Directions: Below are entries. Pull out all lines containing "this".

Supplied records:
**********

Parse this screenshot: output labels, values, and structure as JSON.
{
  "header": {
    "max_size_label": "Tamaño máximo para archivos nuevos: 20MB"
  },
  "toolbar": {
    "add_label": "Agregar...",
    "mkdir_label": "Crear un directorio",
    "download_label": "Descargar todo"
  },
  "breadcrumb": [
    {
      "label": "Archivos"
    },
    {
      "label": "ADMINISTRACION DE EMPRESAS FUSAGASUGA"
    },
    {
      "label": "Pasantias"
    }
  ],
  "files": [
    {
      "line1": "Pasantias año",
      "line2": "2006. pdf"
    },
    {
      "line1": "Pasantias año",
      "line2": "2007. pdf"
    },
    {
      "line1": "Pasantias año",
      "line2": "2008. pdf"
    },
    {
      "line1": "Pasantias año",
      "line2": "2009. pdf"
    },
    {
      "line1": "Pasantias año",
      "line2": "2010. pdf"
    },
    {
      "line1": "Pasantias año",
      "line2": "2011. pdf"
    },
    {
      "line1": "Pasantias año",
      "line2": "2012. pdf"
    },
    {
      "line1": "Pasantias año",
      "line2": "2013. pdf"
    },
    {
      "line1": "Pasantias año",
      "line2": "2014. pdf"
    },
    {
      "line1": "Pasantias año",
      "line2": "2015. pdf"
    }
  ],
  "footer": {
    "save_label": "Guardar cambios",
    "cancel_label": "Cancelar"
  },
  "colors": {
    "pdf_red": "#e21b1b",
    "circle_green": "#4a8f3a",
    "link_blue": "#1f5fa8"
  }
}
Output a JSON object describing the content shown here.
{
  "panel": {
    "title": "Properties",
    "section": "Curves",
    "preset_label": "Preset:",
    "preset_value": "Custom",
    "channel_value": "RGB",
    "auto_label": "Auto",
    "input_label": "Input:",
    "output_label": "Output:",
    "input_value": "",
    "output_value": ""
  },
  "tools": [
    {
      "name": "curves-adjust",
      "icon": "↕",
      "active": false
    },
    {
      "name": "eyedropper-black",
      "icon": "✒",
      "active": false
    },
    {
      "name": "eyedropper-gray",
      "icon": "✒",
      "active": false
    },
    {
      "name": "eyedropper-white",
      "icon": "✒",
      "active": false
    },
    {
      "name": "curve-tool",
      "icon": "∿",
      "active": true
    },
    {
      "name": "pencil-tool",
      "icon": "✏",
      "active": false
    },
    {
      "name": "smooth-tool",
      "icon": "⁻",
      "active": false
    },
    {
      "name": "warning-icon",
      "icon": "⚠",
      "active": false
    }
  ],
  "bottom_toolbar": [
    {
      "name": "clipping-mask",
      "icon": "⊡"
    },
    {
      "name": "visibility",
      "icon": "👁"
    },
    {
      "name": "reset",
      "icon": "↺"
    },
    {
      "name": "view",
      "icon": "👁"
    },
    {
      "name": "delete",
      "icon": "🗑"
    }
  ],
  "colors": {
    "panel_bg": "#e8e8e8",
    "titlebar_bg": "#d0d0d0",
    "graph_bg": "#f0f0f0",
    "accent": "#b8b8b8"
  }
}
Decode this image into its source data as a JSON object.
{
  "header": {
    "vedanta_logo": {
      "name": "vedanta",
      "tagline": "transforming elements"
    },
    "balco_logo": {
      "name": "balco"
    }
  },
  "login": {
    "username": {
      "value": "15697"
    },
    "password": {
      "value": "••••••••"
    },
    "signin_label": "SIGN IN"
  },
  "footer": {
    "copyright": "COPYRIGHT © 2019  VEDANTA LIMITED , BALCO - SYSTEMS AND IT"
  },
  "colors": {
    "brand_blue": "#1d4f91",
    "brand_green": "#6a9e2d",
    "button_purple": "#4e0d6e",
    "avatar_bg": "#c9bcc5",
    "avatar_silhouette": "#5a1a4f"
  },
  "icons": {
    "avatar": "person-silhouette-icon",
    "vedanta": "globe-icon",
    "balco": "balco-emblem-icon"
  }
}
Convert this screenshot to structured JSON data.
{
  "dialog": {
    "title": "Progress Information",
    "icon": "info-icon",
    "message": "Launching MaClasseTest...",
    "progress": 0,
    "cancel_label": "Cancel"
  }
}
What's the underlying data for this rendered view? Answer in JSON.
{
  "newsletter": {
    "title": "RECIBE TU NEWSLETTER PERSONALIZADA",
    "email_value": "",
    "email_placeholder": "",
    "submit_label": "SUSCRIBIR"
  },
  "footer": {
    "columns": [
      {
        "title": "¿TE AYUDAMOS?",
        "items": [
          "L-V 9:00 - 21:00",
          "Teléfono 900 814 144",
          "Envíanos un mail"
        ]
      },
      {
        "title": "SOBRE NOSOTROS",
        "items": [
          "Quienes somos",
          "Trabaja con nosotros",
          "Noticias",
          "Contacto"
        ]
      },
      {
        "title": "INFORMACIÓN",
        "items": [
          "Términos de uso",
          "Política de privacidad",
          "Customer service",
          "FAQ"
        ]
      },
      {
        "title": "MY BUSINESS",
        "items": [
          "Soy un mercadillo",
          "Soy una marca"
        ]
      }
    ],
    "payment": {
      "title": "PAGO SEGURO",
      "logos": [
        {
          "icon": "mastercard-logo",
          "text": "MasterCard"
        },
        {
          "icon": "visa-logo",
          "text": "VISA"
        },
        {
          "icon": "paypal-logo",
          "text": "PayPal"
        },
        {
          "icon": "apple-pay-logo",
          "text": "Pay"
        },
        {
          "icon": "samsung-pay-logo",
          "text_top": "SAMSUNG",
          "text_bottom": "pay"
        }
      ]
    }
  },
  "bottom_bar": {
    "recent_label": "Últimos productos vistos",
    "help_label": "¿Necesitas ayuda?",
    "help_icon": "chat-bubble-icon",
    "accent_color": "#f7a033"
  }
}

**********

Response:
Parse this screenshot: output labels, values, and structure as JSON.
Decode this image into its source data as a JSON object.
Convert this screenshot to structured JSON data.
What's the underlying data for this rendered view? Answer in JSON.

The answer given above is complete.